# WHAT IS BEING ASKED:
Look through the data that follows and work out how many lines contain the string "experiences". Nothing but that number should be given.

# Component data from apps and pages:
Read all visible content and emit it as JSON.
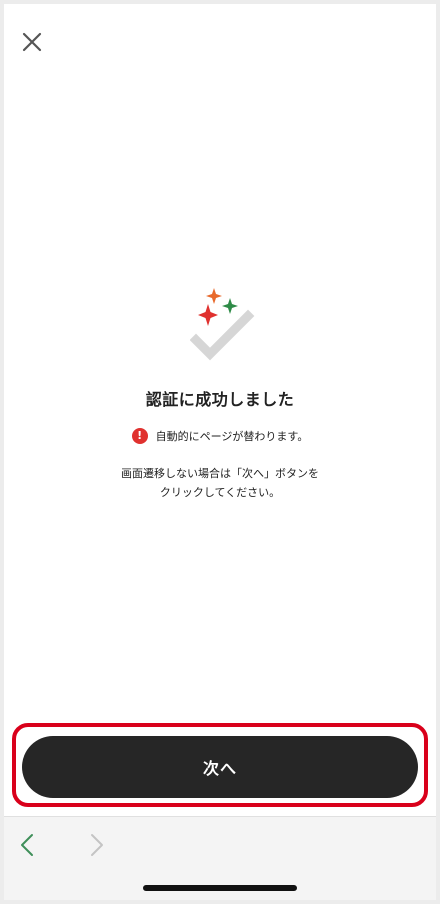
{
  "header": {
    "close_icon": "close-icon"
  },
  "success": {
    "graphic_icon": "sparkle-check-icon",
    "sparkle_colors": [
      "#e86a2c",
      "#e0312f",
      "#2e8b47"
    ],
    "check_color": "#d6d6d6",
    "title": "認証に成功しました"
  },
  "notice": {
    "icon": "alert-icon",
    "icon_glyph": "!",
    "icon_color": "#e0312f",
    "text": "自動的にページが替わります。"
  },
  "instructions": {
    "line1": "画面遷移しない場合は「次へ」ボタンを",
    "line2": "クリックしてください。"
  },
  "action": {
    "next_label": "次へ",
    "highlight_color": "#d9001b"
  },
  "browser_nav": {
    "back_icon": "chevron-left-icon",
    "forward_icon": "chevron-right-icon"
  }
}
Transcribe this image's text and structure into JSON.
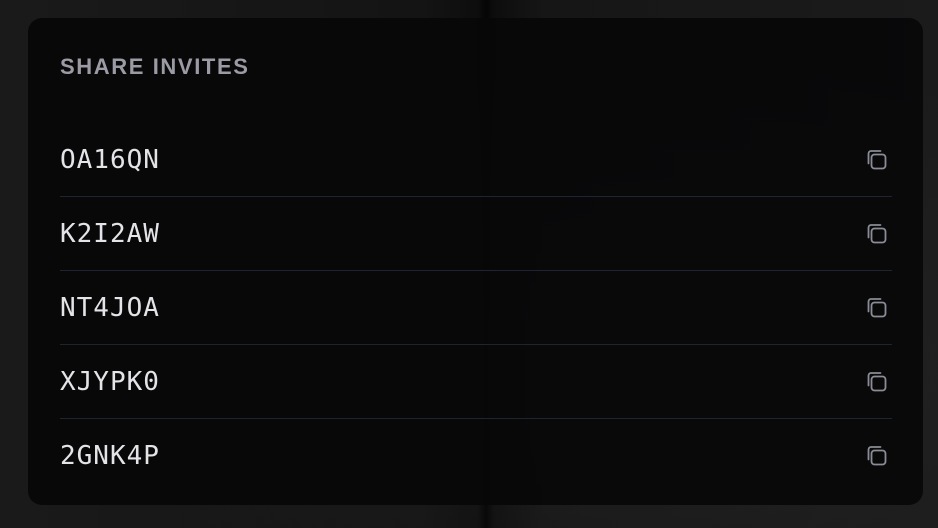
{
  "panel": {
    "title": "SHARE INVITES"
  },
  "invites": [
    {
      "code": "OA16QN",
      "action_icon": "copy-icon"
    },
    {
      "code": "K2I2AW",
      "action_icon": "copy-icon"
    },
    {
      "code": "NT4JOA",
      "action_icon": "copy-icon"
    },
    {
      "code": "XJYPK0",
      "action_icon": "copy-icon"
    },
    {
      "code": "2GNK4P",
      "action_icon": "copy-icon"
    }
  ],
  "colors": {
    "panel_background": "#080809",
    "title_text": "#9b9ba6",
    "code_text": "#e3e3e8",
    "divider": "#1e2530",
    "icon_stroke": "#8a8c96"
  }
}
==
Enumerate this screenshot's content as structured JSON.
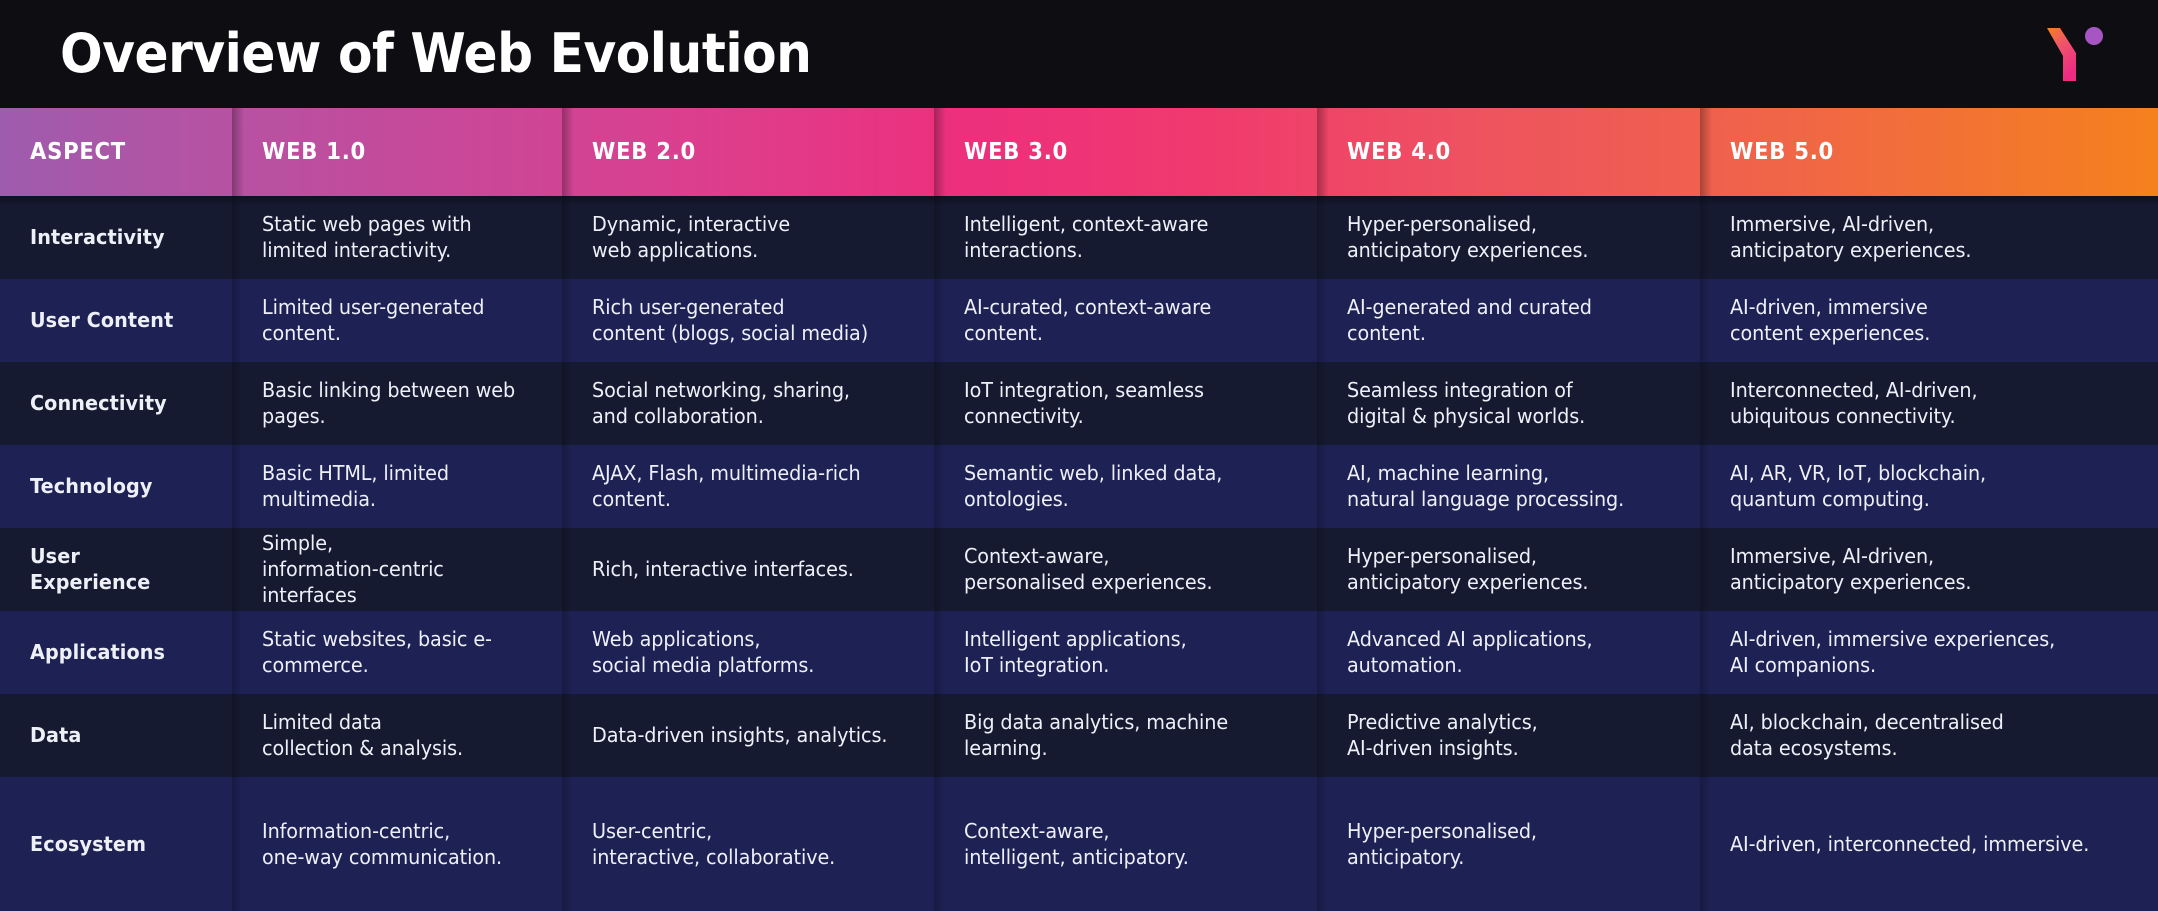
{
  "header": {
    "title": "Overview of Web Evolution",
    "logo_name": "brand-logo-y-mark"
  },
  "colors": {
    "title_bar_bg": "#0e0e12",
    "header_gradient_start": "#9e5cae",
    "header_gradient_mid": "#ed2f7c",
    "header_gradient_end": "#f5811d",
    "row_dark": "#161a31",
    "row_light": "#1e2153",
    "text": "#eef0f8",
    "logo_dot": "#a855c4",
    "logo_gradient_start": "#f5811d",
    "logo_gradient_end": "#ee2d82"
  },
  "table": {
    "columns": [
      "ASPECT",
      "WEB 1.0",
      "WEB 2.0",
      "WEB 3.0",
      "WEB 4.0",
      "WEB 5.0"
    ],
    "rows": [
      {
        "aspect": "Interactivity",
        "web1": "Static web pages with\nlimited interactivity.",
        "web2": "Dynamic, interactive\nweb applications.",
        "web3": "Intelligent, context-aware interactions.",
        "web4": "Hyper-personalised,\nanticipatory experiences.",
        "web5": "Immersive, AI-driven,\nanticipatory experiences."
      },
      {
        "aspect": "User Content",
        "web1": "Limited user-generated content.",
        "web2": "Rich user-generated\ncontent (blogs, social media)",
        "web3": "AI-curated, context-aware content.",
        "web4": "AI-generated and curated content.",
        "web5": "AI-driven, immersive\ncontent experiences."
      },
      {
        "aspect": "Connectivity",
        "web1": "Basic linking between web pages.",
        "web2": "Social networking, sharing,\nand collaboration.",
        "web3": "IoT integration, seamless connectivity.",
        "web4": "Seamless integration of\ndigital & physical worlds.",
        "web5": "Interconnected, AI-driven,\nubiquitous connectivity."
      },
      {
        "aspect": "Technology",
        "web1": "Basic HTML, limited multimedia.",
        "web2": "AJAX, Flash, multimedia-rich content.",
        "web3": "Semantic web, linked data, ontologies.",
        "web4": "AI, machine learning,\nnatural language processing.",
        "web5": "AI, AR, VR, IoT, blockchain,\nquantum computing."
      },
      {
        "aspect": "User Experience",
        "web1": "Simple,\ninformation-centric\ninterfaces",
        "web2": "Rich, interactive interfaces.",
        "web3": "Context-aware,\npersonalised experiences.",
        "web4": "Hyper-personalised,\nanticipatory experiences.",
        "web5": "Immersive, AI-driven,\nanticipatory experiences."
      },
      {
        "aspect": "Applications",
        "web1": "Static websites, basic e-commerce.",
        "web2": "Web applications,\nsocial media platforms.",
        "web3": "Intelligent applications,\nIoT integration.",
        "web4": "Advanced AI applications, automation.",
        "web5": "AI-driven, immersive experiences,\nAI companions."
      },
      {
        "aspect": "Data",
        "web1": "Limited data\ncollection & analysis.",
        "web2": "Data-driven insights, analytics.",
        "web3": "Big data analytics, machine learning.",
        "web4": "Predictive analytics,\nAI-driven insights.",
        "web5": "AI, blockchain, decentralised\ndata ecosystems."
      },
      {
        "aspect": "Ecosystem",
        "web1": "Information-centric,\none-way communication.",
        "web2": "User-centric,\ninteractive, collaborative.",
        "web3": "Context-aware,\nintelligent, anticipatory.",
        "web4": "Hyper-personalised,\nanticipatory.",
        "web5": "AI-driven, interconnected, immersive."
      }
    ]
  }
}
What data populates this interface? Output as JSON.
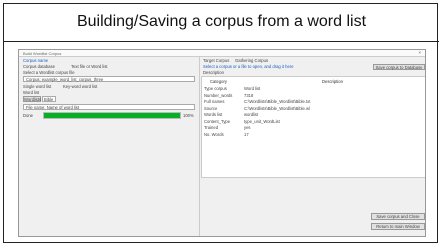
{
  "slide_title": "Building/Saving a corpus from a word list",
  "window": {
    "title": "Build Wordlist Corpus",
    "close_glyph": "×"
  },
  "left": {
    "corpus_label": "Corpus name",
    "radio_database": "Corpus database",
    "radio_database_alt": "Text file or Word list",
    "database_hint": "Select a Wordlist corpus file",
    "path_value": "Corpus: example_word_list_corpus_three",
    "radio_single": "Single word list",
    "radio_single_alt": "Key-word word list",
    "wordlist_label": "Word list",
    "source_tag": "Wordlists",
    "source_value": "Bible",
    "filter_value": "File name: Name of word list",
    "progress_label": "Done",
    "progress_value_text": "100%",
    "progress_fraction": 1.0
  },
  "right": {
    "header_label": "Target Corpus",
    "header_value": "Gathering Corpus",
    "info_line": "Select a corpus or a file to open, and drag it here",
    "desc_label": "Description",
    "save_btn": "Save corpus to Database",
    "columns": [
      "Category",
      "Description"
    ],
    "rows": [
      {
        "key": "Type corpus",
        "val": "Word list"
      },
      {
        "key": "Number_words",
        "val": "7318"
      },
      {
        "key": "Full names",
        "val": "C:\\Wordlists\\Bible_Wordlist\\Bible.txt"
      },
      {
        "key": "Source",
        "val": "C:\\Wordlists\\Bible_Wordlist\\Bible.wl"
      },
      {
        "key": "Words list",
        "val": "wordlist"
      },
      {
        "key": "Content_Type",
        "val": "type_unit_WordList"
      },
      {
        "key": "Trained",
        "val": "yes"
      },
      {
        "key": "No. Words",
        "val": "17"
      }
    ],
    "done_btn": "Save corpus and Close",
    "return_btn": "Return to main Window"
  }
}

# RESPONSE FOR THIS EXERCISE:
7